So how is it that the Israeli Defense Forces (IDF), operating on a tight budget and timeline, seems to have been able to do what the U.S. Army with all the technological and financial resources available to it couldn’t? Take the network, what was to be the heart of the FCS. The network was supposed to connect vehicles, aircraft, unmanned aerial vehicles (UAVs), robots, autonomous sensors, remote weapons and dismounted soldiers, transmitting voice, data and video effortlessly, thereby enabling commanders and headquarters to maintain a common operating picture. The Army could never get the network to work properly.

The IDF is now deploying, albeit in pieces, the essential elements of such a network. Part of this system is the Digital Ground Army (DGA), a real-time system that provides a common operating picture for all echelons. DGA generates a map, updated in real time, of all forces – friendly and hostile – in a battle arena. Various units, including aircraft and ships, can share the coordinates of the enemy – and their own location – in the course of a battle. DGA is linked to the computers of tanks and cannons, and combat vehicles. The system will work at all echelons, from the individual soldier or vehicle, up to battalion, brigade and even division commanders. Another piece of the network is called See-Shoot, which operates along Israel’s borders. See-Shoot rapidly processes and transmits data from multiple sensors to remote firing stations as well as mobile platforms such as tanks, artillery and the Tammuz precision weapon. A third element is a frequency switching radio capable of transmitting voice, data and video with encryption. Sounds pretty much like the FCS network to me.

The Tammuz is another example of a capability that FCS was supposed to produce. One focus of the FCS was an autonomous missile system, called the Non-Line-of-Sight (NLOS) Launch System, essentially a clutch of tactical missiles in a box that could be deployed anywhere on the battlefield and launched remotely. Tammuz is just such a capability: an NLOS version of the Spike anti-tank missile with a 25 km range, deployed in a canister, able to be launched remotely based on data from distributed sensors. Tammuz is now deployed along Israel’s borders with Syria and Lebanon. The IDF also has the mini-Spike electro-optic guided missile, the world’s smallest personal missile, 70 cm long, 75 mm in diameter, weighing just 4 kg and with a range of 1.5 km.

FCS planned on employing an array of advanced unmanned ground and aerial sensors and vehicles. The unattended ground sensor was one of the last bits of FCS to be cancelled. The IDF has a host of such systems, including the EyeBall, an advanced audio-visual surveillance device a little bigger than a tennis ball, the Skylark, man-portable mini UAV, the Guardium Autonomous Unmanned Ground Vehicle and the SnakeCam for investigating tunnels and caves.
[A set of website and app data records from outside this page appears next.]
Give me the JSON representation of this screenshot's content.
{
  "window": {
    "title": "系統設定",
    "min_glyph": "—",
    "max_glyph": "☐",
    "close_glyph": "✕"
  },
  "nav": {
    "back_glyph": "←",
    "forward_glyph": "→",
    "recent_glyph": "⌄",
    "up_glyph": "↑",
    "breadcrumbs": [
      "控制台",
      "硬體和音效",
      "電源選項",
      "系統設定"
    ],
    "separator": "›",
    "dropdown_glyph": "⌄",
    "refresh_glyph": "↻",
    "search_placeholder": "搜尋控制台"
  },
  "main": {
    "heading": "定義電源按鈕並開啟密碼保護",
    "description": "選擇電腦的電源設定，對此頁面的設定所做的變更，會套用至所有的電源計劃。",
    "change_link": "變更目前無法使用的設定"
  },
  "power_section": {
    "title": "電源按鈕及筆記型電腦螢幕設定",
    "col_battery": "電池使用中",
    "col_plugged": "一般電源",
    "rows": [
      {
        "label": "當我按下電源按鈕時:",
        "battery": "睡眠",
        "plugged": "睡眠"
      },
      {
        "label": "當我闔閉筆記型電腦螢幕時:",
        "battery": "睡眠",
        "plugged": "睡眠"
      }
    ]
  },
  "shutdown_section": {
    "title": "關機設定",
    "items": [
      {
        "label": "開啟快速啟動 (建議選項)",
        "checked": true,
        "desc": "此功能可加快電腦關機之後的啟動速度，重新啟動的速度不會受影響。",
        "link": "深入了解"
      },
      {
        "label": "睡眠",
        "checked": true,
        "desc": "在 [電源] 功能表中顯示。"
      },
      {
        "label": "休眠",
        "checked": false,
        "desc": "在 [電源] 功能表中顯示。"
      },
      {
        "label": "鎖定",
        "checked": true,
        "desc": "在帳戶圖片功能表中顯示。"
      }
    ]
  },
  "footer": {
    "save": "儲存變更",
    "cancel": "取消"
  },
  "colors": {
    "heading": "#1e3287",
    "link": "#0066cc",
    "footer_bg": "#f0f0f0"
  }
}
Filling out the array of FCS-like systems in the IDF’s inventory is the Trophy Active Protection System for military vehicles, an extensive family of medium and large UAVs, the Iron Dome tactical missile defense system, long-range guided mortars and advanced armored fighting vehicles such as the Namer – which had been considered a possible competitor for the role of the U.S. Army’s Ground Combat Vehicle. If you go down the list of the dozen or more elements of the FCS system-of-systems, the IDF has deployed virtually all of them.

Together with traditional systems such as the Merkava main battle tank, Apache attack helicopter and self-propelled artillery and rocket systems, the IDF has in the field a capability for advanced mobile, combined arms warfare that the U.S. Army can only dream about.